Start of DATA FOR PROCESSING

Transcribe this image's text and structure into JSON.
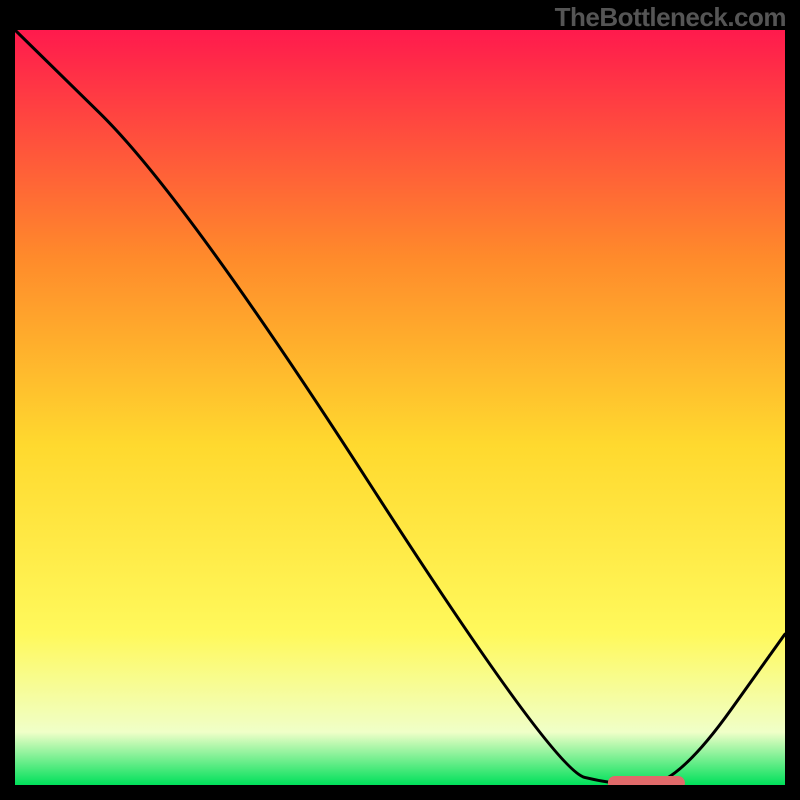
{
  "watermark": "TheBottleneck.com",
  "colors": {
    "gradient_top": "#ff1a4d",
    "gradient_mid_upper": "#ff8a2b",
    "gradient_mid": "#ffd92e",
    "gradient_mid_lower": "#fff95c",
    "gradient_pale": "#f0ffc8",
    "gradient_bottom": "#00e05a",
    "curve": "#000000",
    "marker": "#e06a6a",
    "frame": "#000000"
  },
  "chart_data": {
    "type": "line",
    "title": "",
    "xlabel": "",
    "ylabel": "",
    "x": [
      0,
      22,
      70,
      78,
      86,
      100
    ],
    "values": [
      100,
      78,
      2,
      0,
      0,
      20
    ],
    "ylim": [
      0,
      100
    ],
    "xlim": [
      0,
      100
    ],
    "marker_segment": {
      "x_start": 77,
      "x_end": 87,
      "y": 0
    },
    "notes": "Vertical gradient background from red (top) through orange/yellow to green at bottom. Single black curve descending from top-left, reaching a flat minimum near x≈77–86, then rising toward the right edge. A short rounded salmon-colored marker sits on the flat minimum."
  }
}
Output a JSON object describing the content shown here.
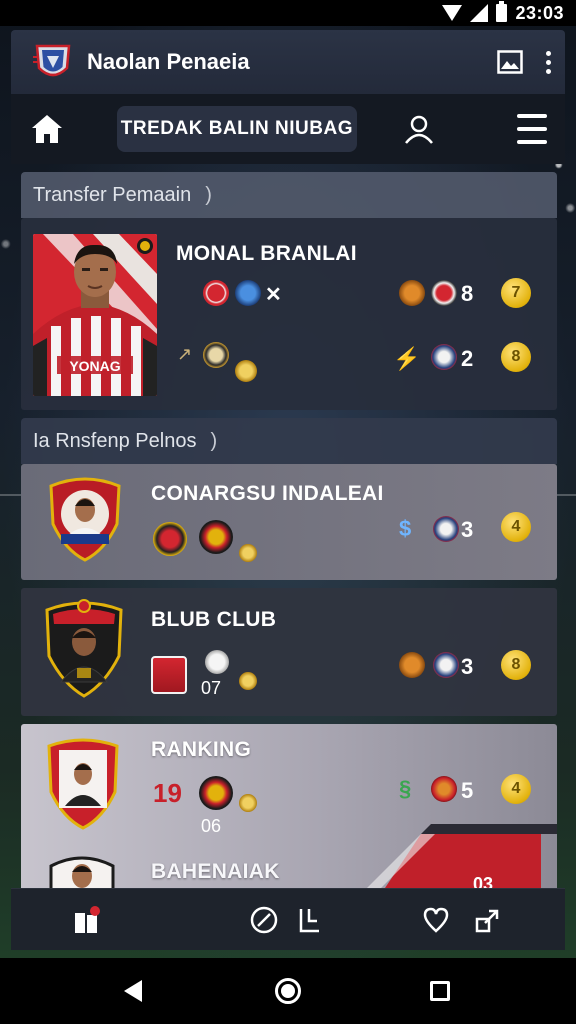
{
  "status_bar": {
    "time": "23:03"
  },
  "app_bar": {
    "title": "Naolan Penaeia"
  },
  "nav": {
    "search_label": "TREDAK BALIN NIUBAG"
  },
  "sections": [
    {
      "title": "Transfer Pemaain",
      "chevron": ")"
    },
    {
      "title": "Ia Rnsfenp Pelnos",
      "chevron": ")"
    }
  ],
  "cards": {
    "featured": {
      "name": "MONAL BRANLAI",
      "jersey_text": "YONAG",
      "stat_top": "8",
      "stat_bottom": "2",
      "coin_top": "7",
      "coin_bottom": "8"
    },
    "card2": {
      "name": "CONARGSU INDALEAI",
      "stat": "3",
      "coin": "4"
    },
    "card3": {
      "name": "BLUB CLUB",
      "sub_num": "07",
      "stat": "3",
      "coin": "8"
    },
    "card4": {
      "name": "RANKING",
      "rank": "19",
      "sub_num": "06",
      "stat": "5",
      "coin": "4",
      "next_name": "BAHENAIAK",
      "banner_num": "03"
    }
  },
  "colors": {
    "accent_red": "#c8202a",
    "coin_gold": "#e2b20c",
    "header_bg": "#2b3345"
  }
}
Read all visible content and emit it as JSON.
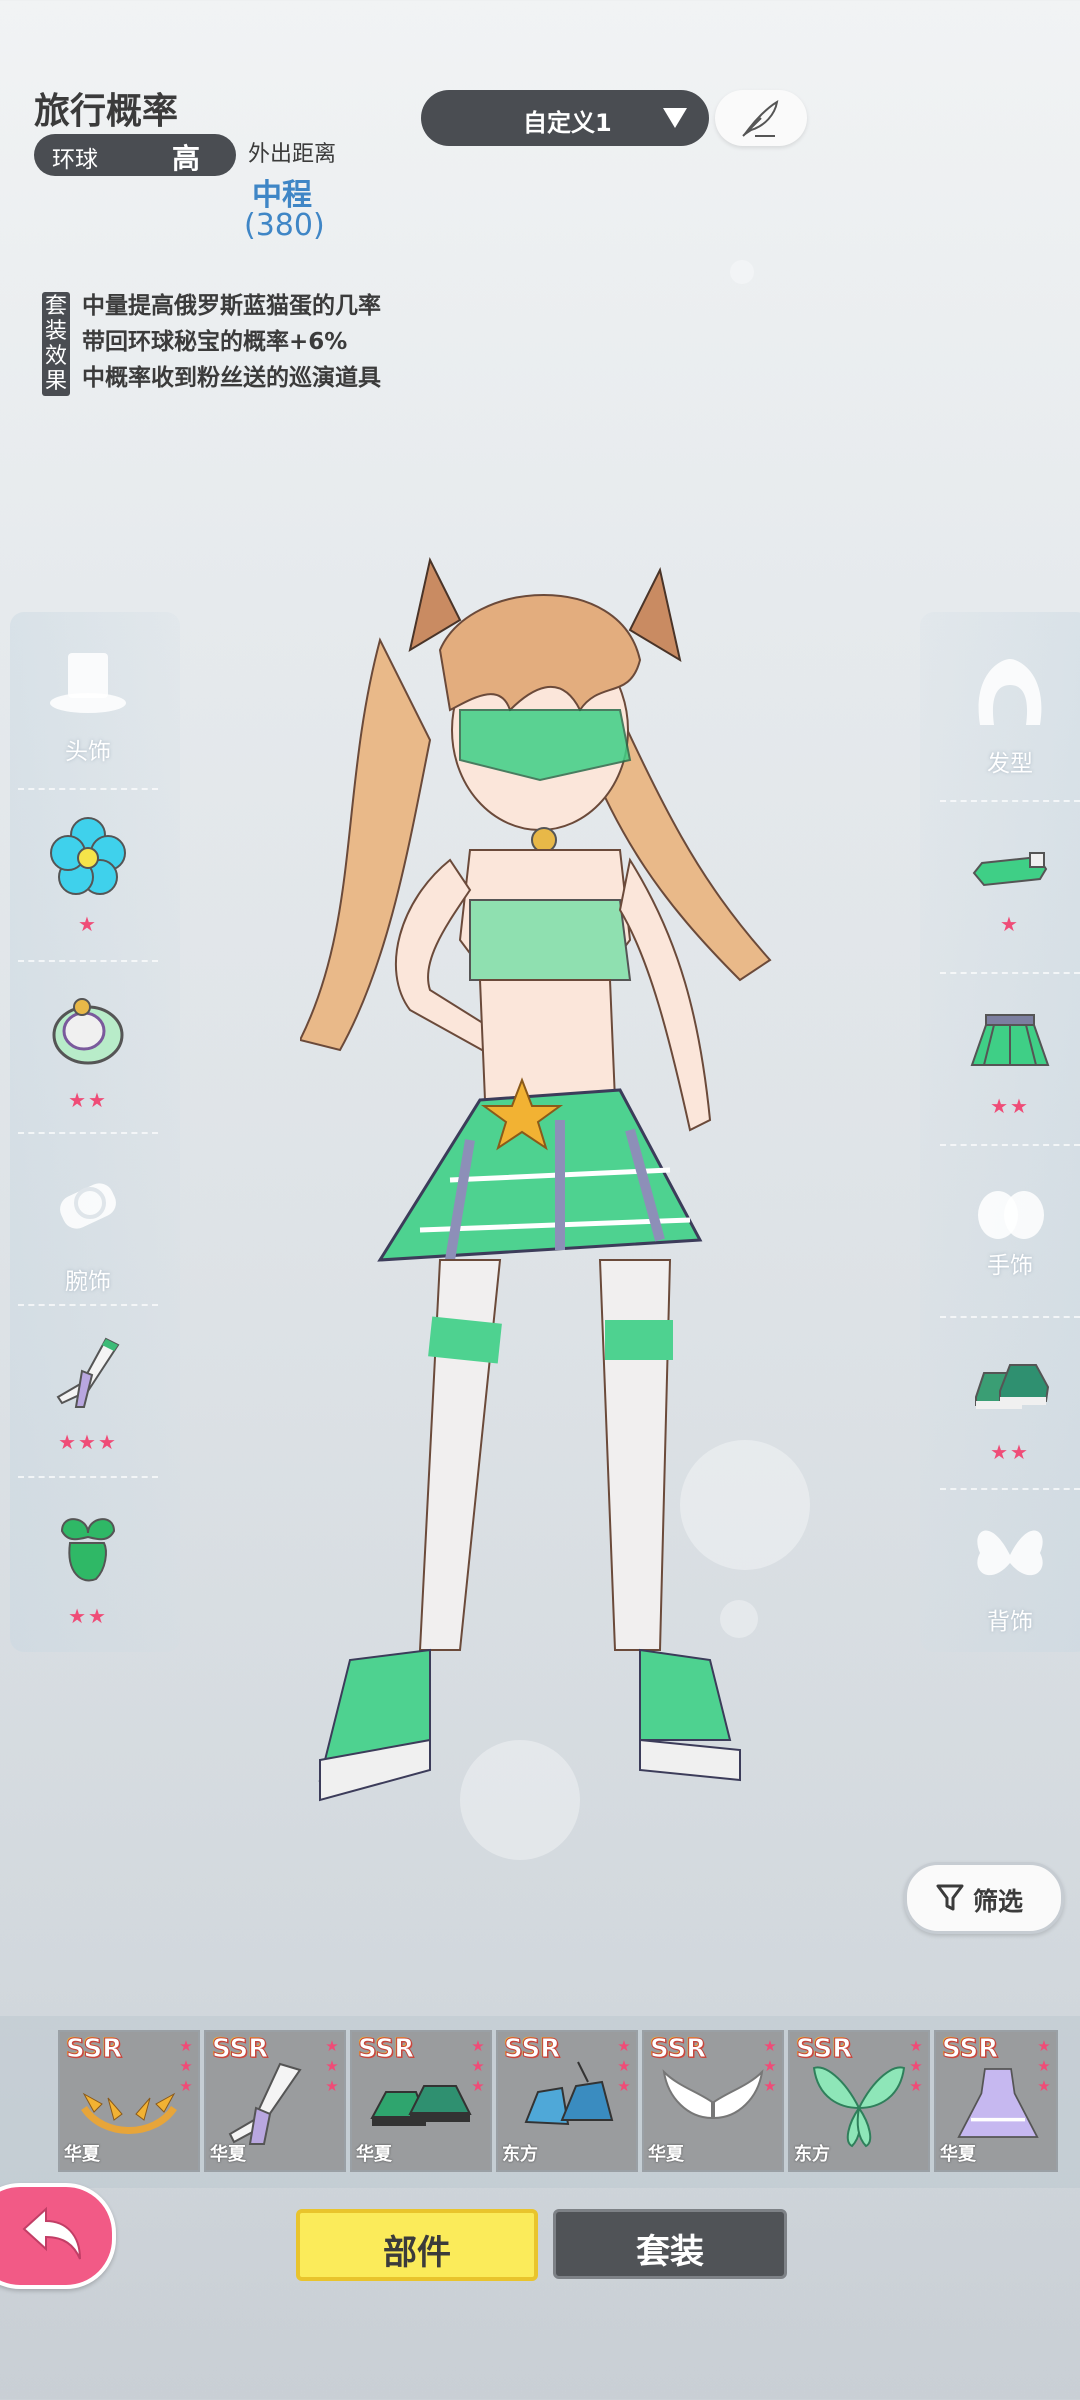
{
  "info": {
    "title": "旅行概率",
    "region_label": "环球",
    "region_value": "高",
    "distance_label": "外出距离",
    "distance_value": "中程",
    "distance_number": "(380)",
    "suit_tag": "套装效果",
    "effects": [
      "中量提高俄罗斯蓝猫蛋的几率",
      "带回环球秘宝的概率+6%",
      "中概率收到粉丝送的巡演道具"
    ]
  },
  "preset": {
    "label": "自定义1"
  },
  "left_slots": [
    {
      "label": "头饰",
      "stars": "",
      "icon": "top-hat-icon"
    },
    {
      "label": "",
      "stars": "★",
      "icon": "blue-flower-icon"
    },
    {
      "label": "",
      "stars": "★★",
      "icon": "collar-bell-icon"
    },
    {
      "label": "腕饰",
      "stars": "",
      "icon": "watch-icon"
    },
    {
      "label": "",
      "stars": "★★★",
      "icon": "stockings-icon"
    },
    {
      "label": "",
      "stars": "★★",
      "icon": "green-bow-icon"
    }
  ],
  "right_slots": [
    {
      "label": "发型",
      "stars": "",
      "icon": "hair-icon"
    },
    {
      "label": "",
      "stars": "★",
      "icon": "visor-icon"
    },
    {
      "label": "",
      "stars": "★★",
      "icon": "skirt-icon"
    },
    {
      "label": "手饰",
      "stars": "",
      "icon": "gloves-icon"
    },
    {
      "label": "",
      "stars": "★★",
      "icon": "sneakers-icon"
    },
    {
      "label": "背饰",
      "stars": "",
      "icon": "wings-icon"
    }
  ],
  "filter": {
    "label": "筛选"
  },
  "items": [
    {
      "rarity": "SSR",
      "region": "华夏",
      "icon": "laurel-crown-icon"
    },
    {
      "rarity": "SSR",
      "region": "华夏",
      "icon": "stocking-icon"
    },
    {
      "rarity": "SSR",
      "region": "华夏",
      "icon": "green-shoes-icon"
    },
    {
      "rarity": "SSR",
      "region": "东方",
      "icon": "blue-boots-icon"
    },
    {
      "rarity": "SSR",
      "region": "华夏",
      "icon": "white-wings-icon"
    },
    {
      "rarity": "SSR",
      "region": "东方",
      "icon": "green-fairy-wings-icon"
    },
    {
      "rarity": "SSR",
      "region": "华夏",
      "icon": "dress-icon"
    }
  ],
  "tabs": {
    "parts": "部件",
    "suits": "套装"
  },
  "colors": {
    "accent_blue": "#3f86c6",
    "star_pink": "#ef4c77",
    "tab_yellow": "#fbeb5a"
  }
}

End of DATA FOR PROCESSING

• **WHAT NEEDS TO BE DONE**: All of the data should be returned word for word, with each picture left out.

• **RESULT OF THE EXERCISE**:
Transcribe this image's text and structure into JSON.
{
  "watermark": "TheBottleneck.com",
  "colors": {
    "gradient_top": "#ff1a4d",
    "gradient_mid_upper": "#ff8a2b",
    "gradient_mid": "#ffd92e",
    "gradient_mid_lower": "#fff95c",
    "gradient_pale": "#f0ffc8",
    "gradient_bottom": "#00e05a",
    "curve": "#000000",
    "marker": "#e06a6a",
    "frame": "#000000"
  },
  "chart_data": {
    "type": "line",
    "title": "",
    "xlabel": "",
    "ylabel": "",
    "x": [
      0,
      22,
      70,
      78,
      86,
      100
    ],
    "values": [
      100,
      78,
      2,
      0,
      0,
      20
    ],
    "ylim": [
      0,
      100
    ],
    "xlim": [
      0,
      100
    ],
    "marker_segment": {
      "x_start": 77,
      "x_end": 87,
      "y": 0
    },
    "notes": "Vertical gradient background from red (top) through orange/yellow to green at bottom. Single black curve descending from top-left, reaching a flat minimum near x≈77–86, then rising toward the right edge. A short rounded salmon-colored marker sits on the flat minimum."
  }
}
Output a JSON object describing the content shown here.
{
  "status_bar": {
    "time": "23:03"
  },
  "app_bar": {
    "title": "Naolan Penaeia"
  },
  "nav": {
    "search_label": "TREDAK BALIN NIUBAG"
  },
  "sections": [
    {
      "title": "Transfer Pemaain",
      "chevron": ")"
    },
    {
      "title": "Ia Rnsfenp Pelnos",
      "chevron": ")"
    }
  ],
  "cards": {
    "featured": {
      "name": "MONAL BRANLAI",
      "jersey_text": "YONAG",
      "stat_top": "8",
      "stat_bottom": "2",
      "coin_top": "7",
      "coin_bottom": "8"
    },
    "card2": {
      "name": "CONARGSU INDALEAI",
      "stat": "3",
      "coin": "4"
    },
    "card3": {
      "name": "BLUB CLUB",
      "sub_num": "07",
      "stat": "3",
      "coin": "8"
    },
    "card4": {
      "name": "RANKING",
      "rank": "19",
      "sub_num": "06",
      "stat": "5",
      "coin": "4",
      "next_name": "BAHENAIAK",
      "banner_num": "03"
    }
  },
  "colors": {
    "accent_red": "#c8202a",
    "coin_gold": "#e2b20c",
    "header_bg": "#2b3345"
  }
}
Read all visible content and emit it as JSON.
{
  "info": {
    "title": "旅行概率",
    "region_label": "环球",
    "region_value": "高",
    "distance_label": "外出距离",
    "distance_value": "中程",
    "distance_number": "(380)",
    "suit_tag": "套装效果",
    "effects": [
      "中量提高俄罗斯蓝猫蛋的几率",
      "带回环球秘宝的概率+6%",
      "中概率收到粉丝送的巡演道具"
    ]
  },
  "preset": {
    "label": "自定义1"
  },
  "left_slots": [
    {
      "label": "头饰",
      "stars": "",
      "icon": "top-hat-icon"
    },
    {
      "label": "",
      "stars": "★",
      "icon": "blue-flower-icon"
    },
    {
      "label": "",
      "stars": "★★",
      "icon": "collar-bell-icon"
    },
    {
      "label": "腕饰",
      "stars": "",
      "icon": "watch-icon"
    },
    {
      "label": "",
      "stars": "★★★",
      "icon": "stockings-icon"
    },
    {
      "label": "",
      "stars": "★★",
      "icon": "green-bow-icon"
    }
  ],
  "right_slots": [
    {
      "label": "发型",
      "stars": "",
      "icon": "hair-icon"
    },
    {
      "label": "",
      "stars": "★",
      "icon": "visor-icon"
    },
    {
      "label": "",
      "stars": "★★",
      "icon": "skirt-icon"
    },
    {
      "label": "手饰",
      "stars": "",
      "icon": "gloves-icon"
    },
    {
      "label": "",
      "stars": "★★",
      "icon": "sneakers-icon"
    },
    {
      "label": "背饰",
      "stars": "",
      "icon": "wings-icon"
    }
  ],
  "filter": {
    "label": "筛选"
  },
  "items": [
    {
      "rarity": "SSR",
      "region": "华夏",
      "icon": "laurel-crown-icon"
    },
    {
      "rarity": "SSR",
      "region": "华夏",
      "icon": "stocking-icon"
    },
    {
      "rarity": "SSR",
      "region": "华夏",
      "icon": "green-shoes-icon"
    },
    {
      "rarity": "SSR",
      "region": "东方",
      "icon": "blue-boots-icon"
    },
    {
      "rarity": "SSR",
      "region": "华夏",
      "icon": "white-wings-icon"
    },
    {
      "rarity": "SSR",
      "region": "东方",
      "icon": "green-fairy-wings-icon"
    },
    {
      "rarity": "SSR",
      "region": "华夏",
      "icon": "dress-icon"
    }
  ],
  "tabs": {
    "parts": "部件",
    "suits": "套装"
  },
  "colors": {
    "accent_blue": "#3f86c6",
    "star_pink": "#ef4c77",
    "tab_yellow": "#fbeb5a"
  }
}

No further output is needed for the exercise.